Adapted from The Grit Cookbook.

  • Category: Bread
  • Method: Bake
  • Cuisine: Irish


  • Serving Size: 1/10 of recipe
  • Calories: 271
  • Sugar: 24g
  • Fat: 7g
  • Carbohydrates: 53g
  • Fiber: 5g
  • Protein: 6g

Keywords: whole wheat Irish soda bread

Leave a Comment

Your email address will not be published. Required fields are marked *

  1. I made this for my roommates on St Patrick’s day, and once again, Brittany’s recipes hit it out of the park. MAKE THIS BREAD!!

    • Ahh that makes me so happy to read! I’m so glad you enjoyed this bread. Thanks so much for trying it and for coming back to leave a comment and star rating. I really appreciate it. <3

  2. I left out the raisins because I was pretty sure it wouldn’t please my whole crowd and it was a total hit! Soda bread was new to all of us and we all loved the caraway flavor!

  3. Easy and turned out perfect! It looked just like the pictures posted above. The only changes I made were using one cup of raisins (since that was all I had), and using the light brown sugar (since I didn’t have coconut sugar). It went perfectly with my slow cooked corned beef, carrots and brussel sprouts! Thanks for sharing this with us!

  4. I liked that you put dried fruit and caraway seeds in it! That’s an addition to consider for next time. Who says one can only have Soda bread on St. Patrick’s Day?

  5. It’s funny how good Irish Soda bread is. I never really would have thought how lovely this bread is until I tried it. What a great way to celebrate the Holiday! 😉

    Hope your day was perfect girl!

  6. I made Irish soda bread today! I love St Patty’s Day.

    I just read your polenta post, I do love polenta so. I never associated it with placenta before, but I think you’ve changed that now. Sheesh, thanks!

  7. I’ve never tried soda bread before but it looks delicious! As for celebrating St. Patty’s day.. after work I’ll be going home, maybe going for a run, doing my course and then possibly watching a movie. None of which involves green.. except for the possible green scenery during my run. Oh well.

  8. I haven’t baked with yeast either- and the whole two hour waiting around thing always throws me off baking real bread- it’s on the to do list for when I get back– you’re in inspiration! hahah

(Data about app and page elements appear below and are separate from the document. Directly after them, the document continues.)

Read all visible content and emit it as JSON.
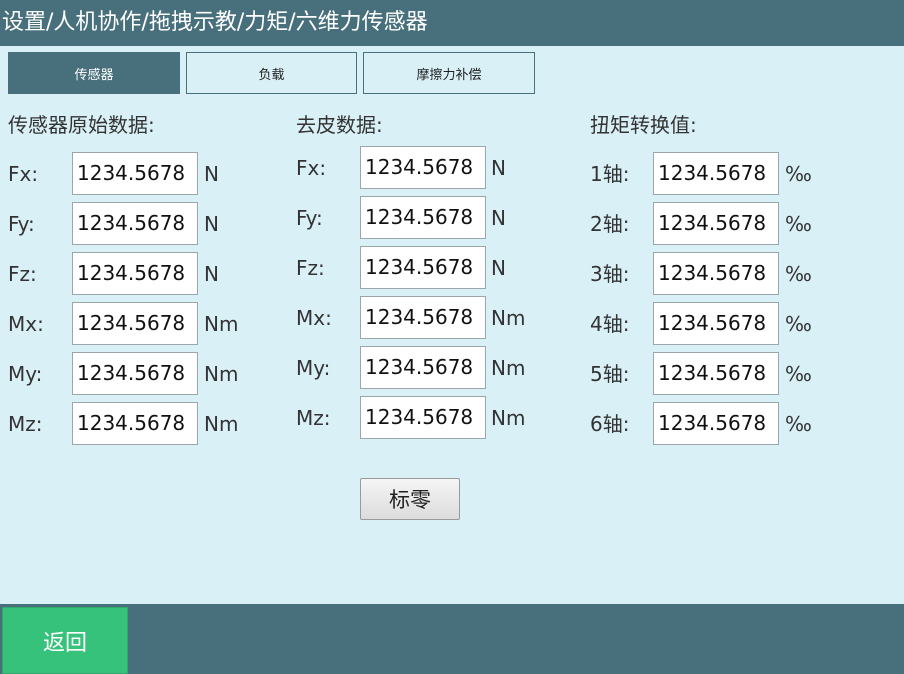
{
  "header": {
    "title": "设置/人机协作/拖拽示教/力矩/六维力传感器"
  },
  "tabs": [
    {
      "label": "传感器",
      "active": true
    },
    {
      "label": "负载",
      "active": false
    },
    {
      "label": "摩擦力补偿",
      "active": false
    }
  ],
  "sections": {
    "raw": {
      "title": "传感器原始数据:",
      "rows": [
        {
          "label": "Fx:",
          "value": "1234.5678",
          "unit": "N"
        },
        {
          "label": "Fy:",
          "value": "1234.5678",
          "unit": "N"
        },
        {
          "label": "Fz:",
          "value": "1234.5678",
          "unit": "N"
        },
        {
          "label": "Mx:",
          "value": "1234.5678",
          "unit": "Nm"
        },
        {
          "label": "My:",
          "value": "1234.5678",
          "unit": "Nm"
        },
        {
          "label": "Mz:",
          "value": "1234.5678",
          "unit": "Nm"
        }
      ]
    },
    "tare": {
      "title": "去皮数据:",
      "rows": [
        {
          "label": "Fx:",
          "value": "1234.5678",
          "unit": "N"
        },
        {
          "label": "Fy:",
          "value": "1234.5678",
          "unit": "N"
        },
        {
          "label": "Fz:",
          "value": "1234.5678",
          "unit": "N"
        },
        {
          "label": "Mx:",
          "value": "1234.5678",
          "unit": "Nm"
        },
        {
          "label": "My:",
          "value": "1234.5678",
          "unit": "Nm"
        },
        {
          "label": "Mz:",
          "value": "1234.5678",
          "unit": "Nm"
        }
      ]
    },
    "torque": {
      "title": "扭矩转换值:",
      "rows": [
        {
          "label": "1轴:",
          "value": "1234.5678",
          "unit": "‰"
        },
        {
          "label": "2轴:",
          "value": "1234.5678",
          "unit": "‰"
        },
        {
          "label": "3轴:",
          "value": "1234.5678",
          "unit": "‰"
        },
        {
          "label": "4轴:",
          "value": "1234.5678",
          "unit": "‰"
        },
        {
          "label": "5轴:",
          "value": "1234.5678",
          "unit": "‰"
        },
        {
          "label": "6轴:",
          "value": "1234.5678",
          "unit": "‰"
        }
      ]
    }
  },
  "actions": {
    "zero_label": "标零",
    "back_label": "返回"
  },
  "colors": {
    "header_bg": "#48707c",
    "content_bg": "#d9f0f6",
    "back_button": "#36c27a"
  }
}
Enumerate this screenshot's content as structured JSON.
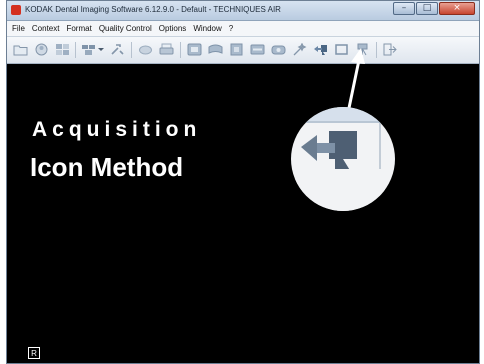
{
  "window": {
    "title": "KODAK Dental Imaging Software 6.12.9.0 - Default - TECHNIQUES AIR",
    "min_glyph": "–",
    "max_glyph": "□",
    "close_glyph": "×"
  },
  "menu": {
    "items": [
      "File",
      "Context",
      "Format",
      "Quality Control",
      "Options",
      "Window",
      "?"
    ]
  },
  "toolbar": {
    "icons": [
      "open-folder-icon",
      "patient-icon",
      "images-icon",
      "arrange-icon",
      "dropdown-arrow-icon",
      "tools-icon",
      "brush-icon",
      "print-icon",
      "intraoral-icon",
      "panoramic-icon",
      "sensor-icon",
      "scanner-icon",
      "camera-icon",
      "magic-wand-icon",
      "acquisition-icon",
      "frame-icon",
      "tripod-icon",
      "exit-icon"
    ]
  },
  "overlay": {
    "heading_line1": "Acquisition",
    "heading_line2": "Icon Method",
    "corner_label": "R"
  },
  "colors": {
    "canvas_bg": "#000000",
    "toolbar_icon": "#8da2b8",
    "close_button": "#c7452f"
  }
}
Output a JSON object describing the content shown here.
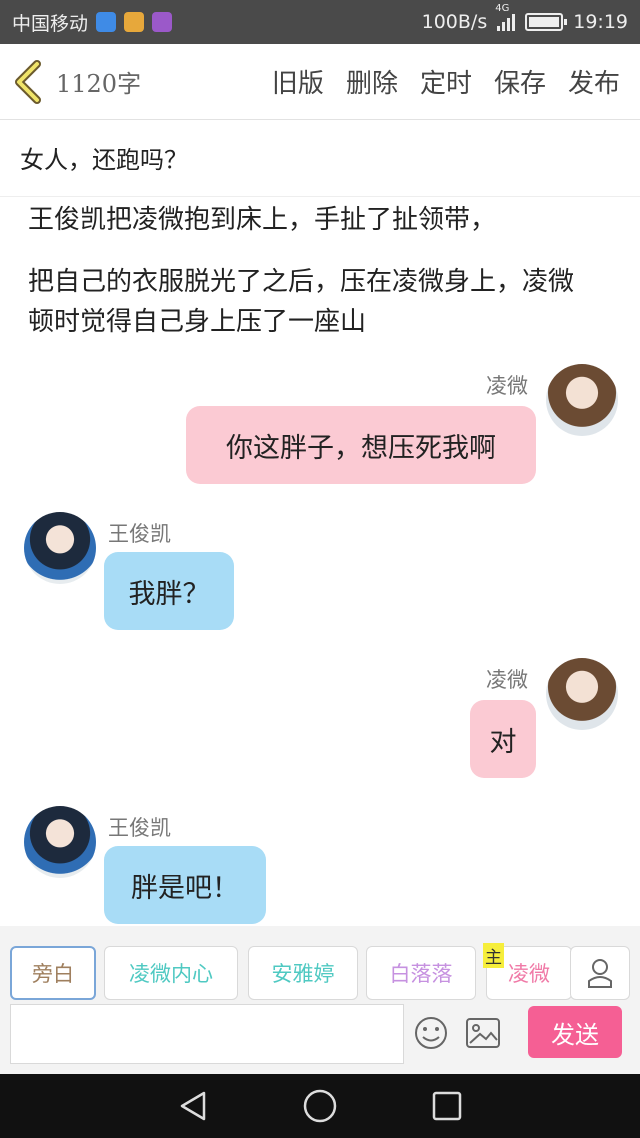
{
  "status_bar": {
    "carrier": "中国移动",
    "speed": "100B/s",
    "network": "4G",
    "time": "19:19"
  },
  "toolbar": {
    "word_count": "1120字",
    "actions": [
      "旧版",
      "删除",
      "定时",
      "保存",
      "发布"
    ]
  },
  "story": {
    "title": "女人，还跑吗？",
    "narration": [
      "王俊凯把凌微抱到床上，手扯了扯领带，",
      "把自己的衣服脱光了之后，压在凌微身上，凌微顿时觉得自己身上压了一座山"
    ]
  },
  "messages": [
    {
      "speaker": "凌微",
      "text": "你这胖子，想压死我啊",
      "side": "right"
    },
    {
      "speaker": "王俊凯",
      "text": "我胖？",
      "side": "left"
    },
    {
      "speaker": "凌微",
      "text": "对",
      "side": "right"
    },
    {
      "speaker": "王俊凯",
      "text": "胖是吧！",
      "side": "left"
    }
  ],
  "roles": [
    {
      "label": "旁白",
      "color": "#9f7f5e"
    },
    {
      "label": "凌微内心",
      "color": "#4fc9c2"
    },
    {
      "label": "安雅婷",
      "color": "#4fc9c2"
    },
    {
      "label": "白落落",
      "color": "#c691e0"
    },
    {
      "label": "凌微",
      "color": "#f07aa7",
      "tag": "主"
    }
  ],
  "composer": {
    "placeholder": "",
    "send_label": "发送"
  },
  "colors": {
    "pink_bubble": "#fbcad3",
    "blue_bubble": "#a8dcf6",
    "send": "#f55f94"
  }
}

Subscribe + get eating!

Grab your Free 3 Day Clean Eating Meal Plan

Subscribe to our list and get your free printable PDF of the 3 Day Clean Eating Meal Plan and Shopping List!